I’ve been seeing it a lot lately. The memes about that lady at the grocery store talking on her iPhone while using food stamps or cash aid. The stories about the MediCare patients who you see at the ER because they seem to have a cold and are wasting our tax money and keeping us from being able to get the emergency services we feel we need. The entitled folks who suck up all of the nation’s resources that you feel should be going to you instead because you are, after all, a tax paying citizen in good standing. I also recently saw a meme to the effect of “life isn’t fair, it’s never going to be fair and you should learn that now. The only reason you should be looking into someone else’s bowl is to see if they have enough, never to see if they have the same or more than you.”
I have knee jerk reactions to both types of posts. Maybe you do, too. What should our reaction be to the first kind of posts? Agreement? Re-share the post and add our own comments? Identifying with either party in the post? Nothing, it isn’t my problem? Educating people about poverty? Depending on your perspective and world view, it could be any of those. How does one deal with poverty when one comes face to face with it? That is a question we all deal with, sometimes on a daily basis.
Let’s look at a scenario. You hear of a family in need. You want to help! So you collect food and toys and hand me downs and you give them those. You feel good! You helped! But did you? Did you ask the family what types of food they eat? What they can afford to buy and what they can’t afford to buy, but need? Or did you just have all of your friends empty out their cupboards of what they don’t need anymore and gift that to the family? Did you ask if they need clothes? Did you ask if they wanted you to buy presents for their children? Did you even consider their humanity and dignity for one second or did you just decide to do what “felt right?” Are they still going to be extremely thankful for your help? Absolutely! Their heart will probably overflow with gratefulness to be remembered and thought of and helped.
Maybe what they actually needed was the dignity of having their children’s gifts come from them, not some beneficial stranger.
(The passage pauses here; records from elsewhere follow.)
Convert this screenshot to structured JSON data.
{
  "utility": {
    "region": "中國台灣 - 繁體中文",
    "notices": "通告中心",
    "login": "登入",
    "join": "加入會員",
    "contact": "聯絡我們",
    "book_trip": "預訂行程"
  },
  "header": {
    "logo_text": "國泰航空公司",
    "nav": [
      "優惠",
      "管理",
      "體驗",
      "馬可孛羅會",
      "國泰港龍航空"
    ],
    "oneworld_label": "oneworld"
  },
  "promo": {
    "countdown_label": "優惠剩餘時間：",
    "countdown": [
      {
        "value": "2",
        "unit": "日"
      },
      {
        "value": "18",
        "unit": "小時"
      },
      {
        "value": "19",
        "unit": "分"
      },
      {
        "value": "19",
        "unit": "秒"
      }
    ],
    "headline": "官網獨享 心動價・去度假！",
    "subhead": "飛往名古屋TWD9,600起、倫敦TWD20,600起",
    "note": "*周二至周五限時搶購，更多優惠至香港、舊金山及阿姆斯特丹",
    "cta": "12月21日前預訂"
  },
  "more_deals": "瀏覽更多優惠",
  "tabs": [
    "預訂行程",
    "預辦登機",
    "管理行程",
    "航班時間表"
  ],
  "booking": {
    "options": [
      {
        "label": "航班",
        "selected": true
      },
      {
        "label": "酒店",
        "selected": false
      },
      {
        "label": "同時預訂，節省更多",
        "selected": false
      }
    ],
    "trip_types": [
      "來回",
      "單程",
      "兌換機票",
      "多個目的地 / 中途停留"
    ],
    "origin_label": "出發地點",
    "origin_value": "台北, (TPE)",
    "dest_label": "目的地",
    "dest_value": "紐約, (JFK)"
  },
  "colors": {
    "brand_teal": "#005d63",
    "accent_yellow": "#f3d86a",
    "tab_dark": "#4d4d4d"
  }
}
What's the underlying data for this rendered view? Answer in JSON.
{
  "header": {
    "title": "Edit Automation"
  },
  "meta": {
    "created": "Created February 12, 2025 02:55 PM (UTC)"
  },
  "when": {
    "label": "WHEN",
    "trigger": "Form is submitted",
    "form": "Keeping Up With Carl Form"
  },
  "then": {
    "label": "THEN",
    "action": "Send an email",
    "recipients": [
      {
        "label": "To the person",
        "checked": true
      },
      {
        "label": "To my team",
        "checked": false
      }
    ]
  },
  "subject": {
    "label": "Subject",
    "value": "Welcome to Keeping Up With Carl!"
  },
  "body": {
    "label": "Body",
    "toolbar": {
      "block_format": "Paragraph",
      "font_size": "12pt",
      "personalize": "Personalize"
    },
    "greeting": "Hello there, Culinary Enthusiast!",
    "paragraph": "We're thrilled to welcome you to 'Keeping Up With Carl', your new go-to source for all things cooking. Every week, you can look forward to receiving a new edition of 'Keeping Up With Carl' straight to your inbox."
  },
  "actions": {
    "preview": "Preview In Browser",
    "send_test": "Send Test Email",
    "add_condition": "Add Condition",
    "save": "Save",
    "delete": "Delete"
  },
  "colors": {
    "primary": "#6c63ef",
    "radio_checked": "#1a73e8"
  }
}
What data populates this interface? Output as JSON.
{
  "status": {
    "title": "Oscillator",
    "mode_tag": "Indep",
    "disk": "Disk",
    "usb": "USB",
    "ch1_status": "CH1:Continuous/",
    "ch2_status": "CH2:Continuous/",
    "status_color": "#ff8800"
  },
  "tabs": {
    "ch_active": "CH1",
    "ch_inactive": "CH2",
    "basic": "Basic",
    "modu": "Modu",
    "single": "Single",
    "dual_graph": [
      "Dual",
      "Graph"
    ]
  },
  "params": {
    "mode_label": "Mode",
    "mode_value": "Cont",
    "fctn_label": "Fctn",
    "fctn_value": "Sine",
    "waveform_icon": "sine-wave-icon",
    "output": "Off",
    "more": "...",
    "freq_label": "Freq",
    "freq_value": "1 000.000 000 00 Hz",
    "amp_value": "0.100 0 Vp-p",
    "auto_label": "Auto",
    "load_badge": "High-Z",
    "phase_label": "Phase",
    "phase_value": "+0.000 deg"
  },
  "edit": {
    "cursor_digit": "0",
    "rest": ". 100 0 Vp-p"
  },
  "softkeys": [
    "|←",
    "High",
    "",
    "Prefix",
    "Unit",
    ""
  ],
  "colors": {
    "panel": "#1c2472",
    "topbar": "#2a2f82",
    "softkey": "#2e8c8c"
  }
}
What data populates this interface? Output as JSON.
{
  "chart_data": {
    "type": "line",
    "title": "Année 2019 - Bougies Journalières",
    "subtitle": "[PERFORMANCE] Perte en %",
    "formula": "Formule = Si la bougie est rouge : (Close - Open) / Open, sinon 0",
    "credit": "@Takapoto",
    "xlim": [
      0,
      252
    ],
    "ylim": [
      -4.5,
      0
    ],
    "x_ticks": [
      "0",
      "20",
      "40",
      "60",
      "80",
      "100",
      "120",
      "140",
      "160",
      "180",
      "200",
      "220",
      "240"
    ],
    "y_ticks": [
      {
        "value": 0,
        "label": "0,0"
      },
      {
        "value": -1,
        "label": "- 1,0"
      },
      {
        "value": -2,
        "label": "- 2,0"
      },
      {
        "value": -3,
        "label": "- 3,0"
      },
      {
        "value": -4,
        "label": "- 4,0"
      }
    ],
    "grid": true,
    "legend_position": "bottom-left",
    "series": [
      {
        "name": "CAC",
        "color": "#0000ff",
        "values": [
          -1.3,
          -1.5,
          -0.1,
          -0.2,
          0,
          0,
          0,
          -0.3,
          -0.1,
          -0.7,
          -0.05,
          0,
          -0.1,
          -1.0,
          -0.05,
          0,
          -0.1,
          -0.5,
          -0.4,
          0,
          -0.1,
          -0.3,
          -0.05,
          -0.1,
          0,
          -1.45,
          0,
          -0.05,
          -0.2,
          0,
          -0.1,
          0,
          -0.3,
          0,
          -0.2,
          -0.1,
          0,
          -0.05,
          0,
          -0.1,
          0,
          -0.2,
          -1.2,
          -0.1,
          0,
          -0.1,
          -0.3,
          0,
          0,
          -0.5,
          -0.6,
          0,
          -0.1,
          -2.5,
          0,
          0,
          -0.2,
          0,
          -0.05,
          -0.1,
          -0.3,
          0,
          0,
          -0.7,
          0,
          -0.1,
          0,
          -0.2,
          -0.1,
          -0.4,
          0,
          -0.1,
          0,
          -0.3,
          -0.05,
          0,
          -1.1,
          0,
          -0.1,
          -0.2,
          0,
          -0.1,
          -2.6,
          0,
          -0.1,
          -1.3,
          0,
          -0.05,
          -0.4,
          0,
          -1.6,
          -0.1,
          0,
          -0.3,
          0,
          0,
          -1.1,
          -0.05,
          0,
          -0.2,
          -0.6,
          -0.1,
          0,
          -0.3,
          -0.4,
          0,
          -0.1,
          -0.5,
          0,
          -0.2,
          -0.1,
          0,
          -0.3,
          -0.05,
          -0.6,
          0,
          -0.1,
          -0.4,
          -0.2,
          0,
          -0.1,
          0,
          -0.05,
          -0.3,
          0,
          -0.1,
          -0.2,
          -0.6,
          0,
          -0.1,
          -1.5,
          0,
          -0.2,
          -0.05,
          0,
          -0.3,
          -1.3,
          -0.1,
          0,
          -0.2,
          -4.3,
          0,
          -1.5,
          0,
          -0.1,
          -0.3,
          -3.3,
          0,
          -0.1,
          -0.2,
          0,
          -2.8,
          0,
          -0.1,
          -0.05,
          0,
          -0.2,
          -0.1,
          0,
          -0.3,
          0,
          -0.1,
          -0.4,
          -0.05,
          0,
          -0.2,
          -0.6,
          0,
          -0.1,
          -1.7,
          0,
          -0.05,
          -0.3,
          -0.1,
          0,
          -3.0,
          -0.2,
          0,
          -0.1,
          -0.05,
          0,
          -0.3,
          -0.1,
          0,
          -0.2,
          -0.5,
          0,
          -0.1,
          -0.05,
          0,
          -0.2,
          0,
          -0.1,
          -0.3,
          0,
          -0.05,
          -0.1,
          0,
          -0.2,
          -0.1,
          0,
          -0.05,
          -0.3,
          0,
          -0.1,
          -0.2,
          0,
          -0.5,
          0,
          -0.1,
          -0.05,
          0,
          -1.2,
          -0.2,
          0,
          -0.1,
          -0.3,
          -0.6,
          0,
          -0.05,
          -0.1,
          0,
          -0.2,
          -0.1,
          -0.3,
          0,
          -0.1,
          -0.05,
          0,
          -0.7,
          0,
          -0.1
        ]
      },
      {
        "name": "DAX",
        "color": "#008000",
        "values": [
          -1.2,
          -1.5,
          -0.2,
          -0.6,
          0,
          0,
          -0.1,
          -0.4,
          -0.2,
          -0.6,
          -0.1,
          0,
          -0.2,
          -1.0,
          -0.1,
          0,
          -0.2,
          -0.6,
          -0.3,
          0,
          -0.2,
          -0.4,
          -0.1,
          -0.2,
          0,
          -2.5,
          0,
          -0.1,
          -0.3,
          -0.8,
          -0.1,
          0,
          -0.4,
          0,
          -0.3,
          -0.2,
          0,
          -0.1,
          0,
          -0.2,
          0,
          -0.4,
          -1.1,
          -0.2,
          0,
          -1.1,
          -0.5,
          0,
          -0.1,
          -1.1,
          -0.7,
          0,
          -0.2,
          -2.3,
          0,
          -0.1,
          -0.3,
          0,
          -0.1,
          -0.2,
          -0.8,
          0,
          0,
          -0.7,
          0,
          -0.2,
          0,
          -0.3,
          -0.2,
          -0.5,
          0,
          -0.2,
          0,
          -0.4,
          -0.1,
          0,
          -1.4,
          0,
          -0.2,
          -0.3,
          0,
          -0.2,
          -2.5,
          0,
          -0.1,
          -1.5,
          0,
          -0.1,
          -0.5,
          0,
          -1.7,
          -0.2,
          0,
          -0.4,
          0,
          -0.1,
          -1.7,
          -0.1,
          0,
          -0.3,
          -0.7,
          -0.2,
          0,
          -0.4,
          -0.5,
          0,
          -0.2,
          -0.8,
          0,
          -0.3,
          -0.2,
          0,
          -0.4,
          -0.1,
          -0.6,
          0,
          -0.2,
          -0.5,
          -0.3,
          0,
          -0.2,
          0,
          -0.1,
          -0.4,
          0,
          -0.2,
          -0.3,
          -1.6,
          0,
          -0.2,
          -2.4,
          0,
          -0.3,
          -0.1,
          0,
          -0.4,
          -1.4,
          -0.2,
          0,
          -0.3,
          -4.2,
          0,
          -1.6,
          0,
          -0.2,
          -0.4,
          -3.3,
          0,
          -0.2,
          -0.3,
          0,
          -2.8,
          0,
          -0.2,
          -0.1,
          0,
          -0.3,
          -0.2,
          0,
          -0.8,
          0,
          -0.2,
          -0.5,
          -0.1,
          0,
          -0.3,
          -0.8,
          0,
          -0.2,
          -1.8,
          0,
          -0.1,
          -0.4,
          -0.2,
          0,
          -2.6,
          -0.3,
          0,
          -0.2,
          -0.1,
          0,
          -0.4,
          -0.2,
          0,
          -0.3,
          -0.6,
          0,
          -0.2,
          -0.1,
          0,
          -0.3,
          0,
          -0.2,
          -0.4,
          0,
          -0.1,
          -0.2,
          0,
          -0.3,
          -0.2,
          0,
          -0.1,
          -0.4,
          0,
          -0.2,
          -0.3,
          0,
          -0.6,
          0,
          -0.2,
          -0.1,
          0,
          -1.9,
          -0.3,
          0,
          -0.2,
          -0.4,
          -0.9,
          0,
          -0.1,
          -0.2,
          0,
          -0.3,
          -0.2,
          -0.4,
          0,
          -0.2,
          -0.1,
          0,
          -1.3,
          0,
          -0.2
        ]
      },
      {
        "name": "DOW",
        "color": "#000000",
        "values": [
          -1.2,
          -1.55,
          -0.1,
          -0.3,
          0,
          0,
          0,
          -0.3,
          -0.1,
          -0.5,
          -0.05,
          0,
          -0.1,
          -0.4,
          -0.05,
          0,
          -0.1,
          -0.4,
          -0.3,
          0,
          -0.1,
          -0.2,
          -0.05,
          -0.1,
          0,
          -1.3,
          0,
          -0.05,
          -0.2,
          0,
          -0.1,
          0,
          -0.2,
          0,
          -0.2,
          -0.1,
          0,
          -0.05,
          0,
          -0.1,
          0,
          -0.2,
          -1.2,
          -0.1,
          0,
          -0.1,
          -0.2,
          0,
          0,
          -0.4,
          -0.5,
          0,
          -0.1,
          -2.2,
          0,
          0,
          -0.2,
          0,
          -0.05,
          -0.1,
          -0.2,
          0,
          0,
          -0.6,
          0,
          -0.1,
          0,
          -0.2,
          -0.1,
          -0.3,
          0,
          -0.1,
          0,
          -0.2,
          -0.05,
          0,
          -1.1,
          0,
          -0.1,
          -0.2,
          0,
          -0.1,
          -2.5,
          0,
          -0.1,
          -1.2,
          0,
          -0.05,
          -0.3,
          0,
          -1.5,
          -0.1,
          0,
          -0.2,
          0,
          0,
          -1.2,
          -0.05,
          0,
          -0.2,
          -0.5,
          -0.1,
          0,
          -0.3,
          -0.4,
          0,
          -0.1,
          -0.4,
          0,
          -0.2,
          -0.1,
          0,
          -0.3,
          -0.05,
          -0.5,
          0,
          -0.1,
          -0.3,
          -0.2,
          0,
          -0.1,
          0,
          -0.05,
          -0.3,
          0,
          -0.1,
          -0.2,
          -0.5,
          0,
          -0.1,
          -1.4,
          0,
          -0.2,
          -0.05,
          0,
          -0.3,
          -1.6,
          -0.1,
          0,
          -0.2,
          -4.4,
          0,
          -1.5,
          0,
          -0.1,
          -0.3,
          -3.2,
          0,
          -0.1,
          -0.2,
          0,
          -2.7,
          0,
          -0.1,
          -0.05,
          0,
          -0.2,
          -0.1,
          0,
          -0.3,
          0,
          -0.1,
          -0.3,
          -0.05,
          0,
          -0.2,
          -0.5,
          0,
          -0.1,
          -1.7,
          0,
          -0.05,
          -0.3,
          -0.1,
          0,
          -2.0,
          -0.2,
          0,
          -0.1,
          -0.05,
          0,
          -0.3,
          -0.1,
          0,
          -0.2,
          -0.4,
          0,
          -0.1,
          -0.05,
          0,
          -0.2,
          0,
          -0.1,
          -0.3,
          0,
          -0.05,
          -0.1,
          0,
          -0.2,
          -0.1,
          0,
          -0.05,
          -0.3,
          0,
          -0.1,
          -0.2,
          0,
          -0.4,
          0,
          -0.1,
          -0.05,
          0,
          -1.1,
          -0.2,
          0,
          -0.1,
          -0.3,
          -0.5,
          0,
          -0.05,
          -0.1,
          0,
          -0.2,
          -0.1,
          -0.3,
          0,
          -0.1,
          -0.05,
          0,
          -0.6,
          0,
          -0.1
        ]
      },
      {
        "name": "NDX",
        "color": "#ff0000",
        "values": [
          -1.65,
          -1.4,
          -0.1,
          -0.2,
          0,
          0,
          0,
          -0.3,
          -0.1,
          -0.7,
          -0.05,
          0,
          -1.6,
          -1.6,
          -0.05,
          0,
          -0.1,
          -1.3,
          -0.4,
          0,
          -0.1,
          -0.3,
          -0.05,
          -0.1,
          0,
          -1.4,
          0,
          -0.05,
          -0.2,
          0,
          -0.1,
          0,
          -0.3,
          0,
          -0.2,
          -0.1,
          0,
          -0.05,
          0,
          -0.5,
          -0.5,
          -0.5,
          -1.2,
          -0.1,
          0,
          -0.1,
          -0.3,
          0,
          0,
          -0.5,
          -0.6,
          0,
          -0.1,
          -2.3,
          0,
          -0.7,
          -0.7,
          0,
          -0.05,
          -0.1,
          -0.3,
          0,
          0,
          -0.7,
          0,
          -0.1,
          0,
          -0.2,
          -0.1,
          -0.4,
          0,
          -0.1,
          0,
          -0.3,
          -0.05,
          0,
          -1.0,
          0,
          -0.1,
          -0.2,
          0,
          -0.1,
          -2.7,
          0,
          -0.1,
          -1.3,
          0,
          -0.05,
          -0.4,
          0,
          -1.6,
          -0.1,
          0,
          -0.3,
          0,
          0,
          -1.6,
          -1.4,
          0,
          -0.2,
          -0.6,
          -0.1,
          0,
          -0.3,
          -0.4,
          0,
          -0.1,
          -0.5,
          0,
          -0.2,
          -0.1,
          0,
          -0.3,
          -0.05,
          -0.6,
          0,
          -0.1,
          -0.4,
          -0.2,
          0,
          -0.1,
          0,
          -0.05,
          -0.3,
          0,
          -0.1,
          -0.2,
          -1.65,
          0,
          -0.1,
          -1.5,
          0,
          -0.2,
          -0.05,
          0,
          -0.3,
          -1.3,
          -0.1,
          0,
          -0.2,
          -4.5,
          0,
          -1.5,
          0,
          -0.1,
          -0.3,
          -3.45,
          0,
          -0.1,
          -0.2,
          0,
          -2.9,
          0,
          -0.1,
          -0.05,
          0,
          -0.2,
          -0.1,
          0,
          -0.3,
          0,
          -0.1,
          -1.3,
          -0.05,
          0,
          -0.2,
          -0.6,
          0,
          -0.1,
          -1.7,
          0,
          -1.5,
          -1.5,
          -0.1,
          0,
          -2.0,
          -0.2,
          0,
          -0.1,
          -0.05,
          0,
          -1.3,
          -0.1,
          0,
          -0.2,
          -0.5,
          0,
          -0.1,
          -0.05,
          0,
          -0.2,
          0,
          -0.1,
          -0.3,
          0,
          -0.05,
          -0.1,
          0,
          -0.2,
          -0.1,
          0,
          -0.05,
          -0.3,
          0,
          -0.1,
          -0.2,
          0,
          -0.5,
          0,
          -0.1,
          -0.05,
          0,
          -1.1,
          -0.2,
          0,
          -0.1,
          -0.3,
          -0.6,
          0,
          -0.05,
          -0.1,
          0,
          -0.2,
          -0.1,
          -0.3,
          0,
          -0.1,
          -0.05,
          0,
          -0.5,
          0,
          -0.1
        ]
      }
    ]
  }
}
Did you ever consider that now makes it look like a stranger loves them more than their own parent? Their own parent couldn’t even buy them a gift. Maybe they see it as their parent doesn’t love them enough to buy them gifts, but this stranger/friend did. Maybe what they really needed was a bill to be paid for them. Maybe they need legal help because they are so deep in poverty that is the only way out.
Well, they are poor. I guess if they had dignity, they would have a good job and be providing for themselves instead of relying on others for things.
The poor are not animals. They are humans with feelings, and thoughts on life, and dignity and pride and dreams. Have you ever had to apply for state benefits like food stamps and cash aid and state insurance? Have you ever walked with someone through the process? Have you ever applied for and tried to spend WIC coupons? Let me tell you, it is a dehumanizing process. It is a last resort for most people. It is being kicked in the gut when you are already so low that you decided this was the only way. It is a frustrating, fearful, life and time sucking process. It is very easy to harden yourself and become jaded while trying to get through it.
So where do we go from here? May I suggest that we let go of our feelings of what is fair and what is owed to us and someone not working for what they are getting. Instead can we focus on how we are the same? How we would like to be treated should we find ourselves in a similar situation? How we can respect each other’s humanity and help with actual needs not just perceived needs? Let’s start the conversation. Let’s think and let’s talk and let’s do.